───── Data shown ─────
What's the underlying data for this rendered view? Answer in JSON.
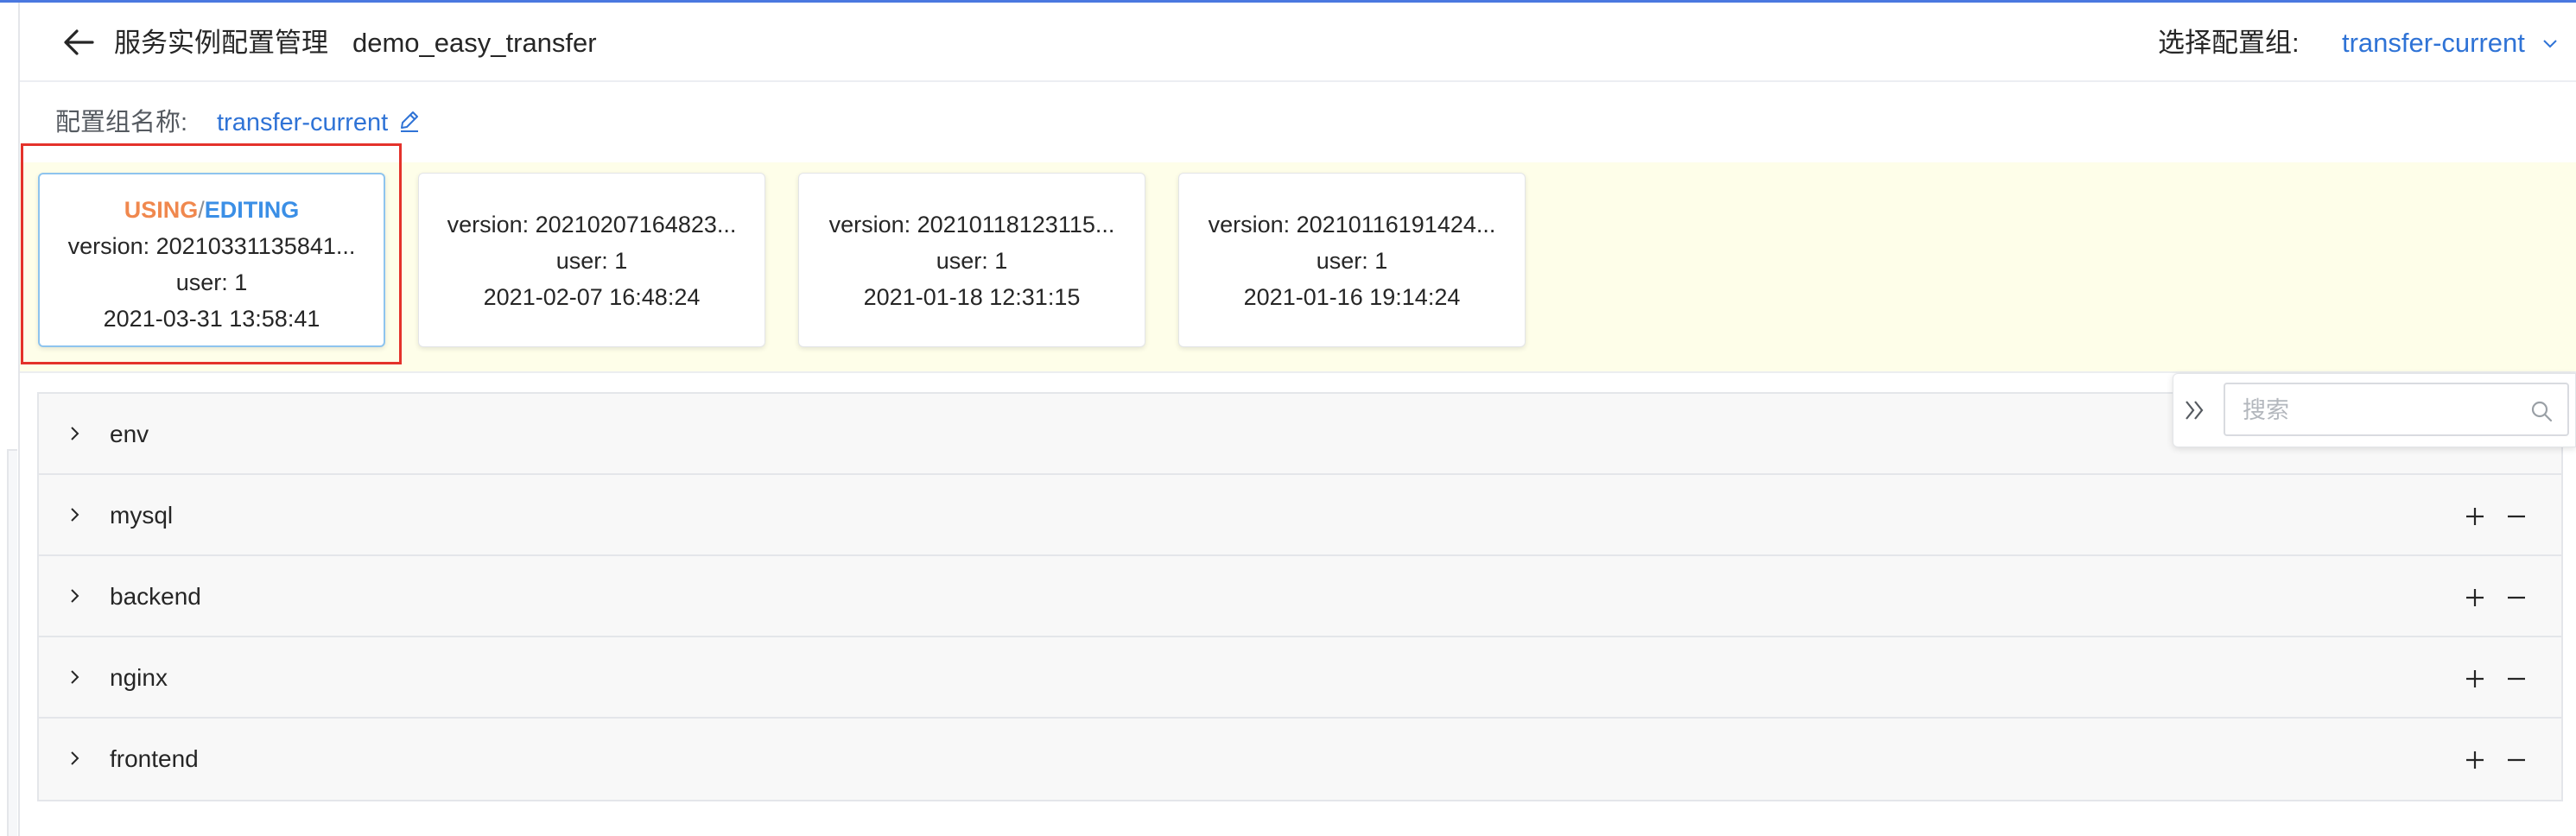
{
  "header": {
    "title": "服务实例配置管理",
    "instance_name": "demo_easy_transfer",
    "group_select_label": "选择配置组:",
    "group_select_value": "transfer-current",
    "icons": {
      "back": "arrow-left-icon",
      "dropdown": "chevron-down-icon"
    }
  },
  "group": {
    "name_label": "配置组名称:",
    "name_value": "transfer-current",
    "edit_icon": "edit-icon"
  },
  "versions": [
    {
      "status_using": "USING",
      "status_sep": "/",
      "status_editing": "EDITING",
      "version": "version: 20210331135841...",
      "user": "user: 1",
      "time": "2021-03-31 13:58:41"
    },
    {
      "version": "version: 20210207164823...",
      "user": "user: 1",
      "time": "2021-02-07 16:48:24"
    },
    {
      "version": "version: 20210118123115...",
      "user": "user: 1",
      "time": "2021-01-18 12:31:15"
    },
    {
      "version": "version: 20210116191424...",
      "user": "user: 1",
      "time": "2021-01-16 19:14:24"
    }
  ],
  "panels": [
    {
      "name": "env"
    },
    {
      "name": "mysql"
    },
    {
      "name": "backend"
    },
    {
      "name": "nginx"
    },
    {
      "name": "frontend"
    }
  ],
  "search": {
    "placeholder": "搜索",
    "value": "",
    "icons": {
      "expand": "double-chevron-right-icon",
      "search": "search-icon"
    }
  },
  "colors": {
    "accent": "#2f73d6",
    "using": "#f0884e",
    "editing": "#3b8fe6",
    "highlight": "#e4322b",
    "strip_bg": "#fefee9"
  }
}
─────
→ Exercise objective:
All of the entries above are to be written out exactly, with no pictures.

→ Finished exercise:
What's the underlying data for this rendered view? Answer in JSON.
{
  "header": {
    "title": "服务实例配置管理",
    "instance_name": "demo_easy_transfer",
    "group_select_label": "选择配置组:",
    "group_select_value": "transfer-current",
    "icons": {
      "back": "arrow-left-icon",
      "dropdown": "chevron-down-icon"
    }
  },
  "group": {
    "name_label": "配置组名称:",
    "name_value": "transfer-current",
    "edit_icon": "edit-icon"
  },
  "versions": [
    {
      "status_using": "USING",
      "status_sep": "/",
      "status_editing": "EDITING",
      "version": "version: 20210331135841...",
      "user": "user: 1",
      "time": "2021-03-31 13:58:41"
    },
    {
      "version": "version: 20210207164823...",
      "user": "user: 1",
      "time": "2021-02-07 16:48:24"
    },
    {
      "version": "version: 20210118123115...",
      "user": "user: 1",
      "time": "2021-01-18 12:31:15"
    },
    {
      "version": "version: 20210116191424...",
      "user": "user: 1",
      "time": "2021-01-16 19:14:24"
    }
  ],
  "panels": [
    {
      "name": "env"
    },
    {
      "name": "mysql"
    },
    {
      "name": "backend"
    },
    {
      "name": "nginx"
    },
    {
      "name": "frontend"
    }
  ],
  "search": {
    "placeholder": "搜索",
    "value": "",
    "icons": {
      "expand": "double-chevron-right-icon",
      "search": "search-icon"
    }
  },
  "colors": {
    "accent": "#2f73d6",
    "using": "#f0884e",
    "editing": "#3b8fe6",
    "highlight": "#e4322b",
    "strip_bg": "#fefee9"
  }
}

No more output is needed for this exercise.